Later this year, a ship the size of an aircraft carrier will arrive at Lithuania’s port of Klaipeda on the Baltic Sea. The 300-meter (984-foot) vessel is not a warship, but a floating natural gas import terminal — aptly named “Independence” — that will be key to the Baltic region’s plan to reduce its reliance on Russia’s energy supplies.
The countries in this northeastern corner of the European Union are among the most dependent on Russia to keep their homes warm and industries running. The three Baltic nations of Latvia, Estonia and Lithuania get all their gas from Russia and lack connections to the wider European pipeline system that would allow them to import from elsewhere. Poland meets 70 percent of its energy needs with Russian supplies.
As a result, the states, which still have fresh memories of domination by Moscow during the Cold War, have been among the swiftest countries in Europe to act to reduce that dependence.
Moscow’s use of gas supplies as a means of putting pressure on Ukraine — like the Baltics, once part of the Soviet Union — has driven new urgency into projects to diversify energy supplies in the region, even as the full 28-member EU has struggled to come up with a united approach.
Historical factors help make Poland and the Baltic states particularly skeptical about Moscow’s intentions. Latvia, Estonia and Lithuania were forcibly incorporated into the Soviet Union during World War II, and thousands were deported to labor camps. During the Cold War, Poland was ruled by communists installed and backed by Moscow.
The choice of a floating gas terminal is a sign of the urgency felt in the region. It was two years faster to build than on land, and at $330 million, was some 50 percent cheaper. It will be able to handle 4 billion cubic meters (141 billion cubic feet) of gas a year — well above Lithuania’s annual needs for 3 billion cubic meters — when it becomes operational in January. The ship, owned by Norway’s Hoegh LNG and leased to Lithuania’s SC Klaipedos Nafta terminal operator, has already undergone sea trials after being built at a shipyard in Korea.
Meanwhile, neighboring Poland is working on a new liquid natural gas terminal on its Baltic Coast that is slated to come on line early next year. The terminal at Swinoujscie will enable Poland to buy some of its gas from Qatar.
And Estonia and Finland are talking about building two new gas terminals at their end of the Baltic, as well as an undersea pipeline that would connect the two countries.
Other EU countries have been slower about establishing new projects. Germany has stalled on a proposal to set up a liquid natural gas terminal at Wilhelmshaven, on the North Sea.
Although the Baltics are leading Europe in the effort to diversify their energy sources, the solutions are not easy.
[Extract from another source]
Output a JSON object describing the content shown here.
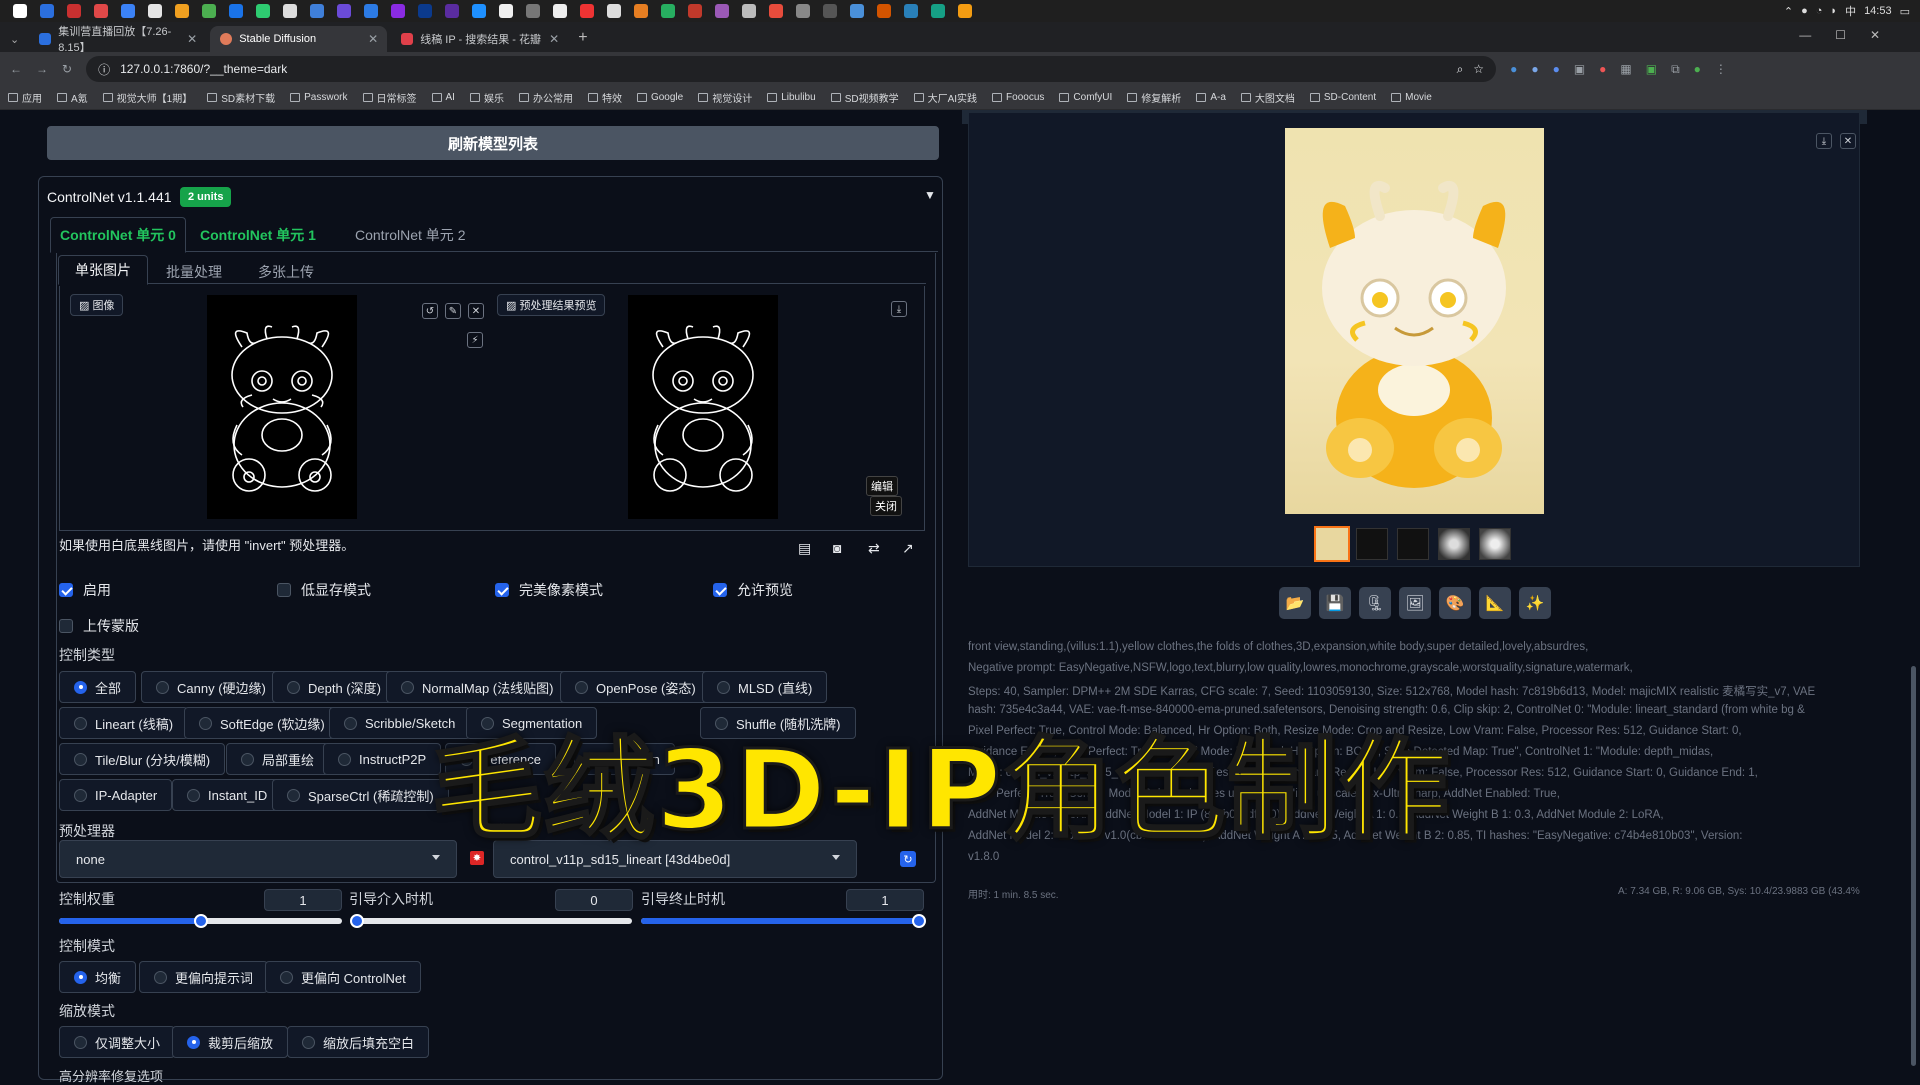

Seaborne liquid gas — called liquid natural gas, or LNG — can be expensive, costing as much as 50 percent more in energy-hungry Asian markets. That’s because it needs to be cooled to minus 165 degrees Celsius (minus 265 Fahrenheit) to make it liquid and shrink it to one-six hundredth of the original volume. Insulated tankers can then take it overseas.
As a result of such costs, analysts say, the Baltic states and Poland will likely not become completely independent of Russian imports. Rather, the new import capacity will serve as partial insurance against any cut-off threats. More to the point, it will also give the countries leverage in negotiating prices with Gazprom, Russia’s state gas monopoly. Russia raised the price of gas for Ukraine to $485 per thousand cubic meters from $268.50, and President Vladimir Putin has said Russia may start demanding payment in advance — heavy burdens for a country whose finances are near collapse.
Building the new gas terminals “now means you have alternatives,” said Aleksandra Gawlikowska-Fyk, head of the energy project at the Polish Institute of International Affairs. “Diversity always increases security of supply.”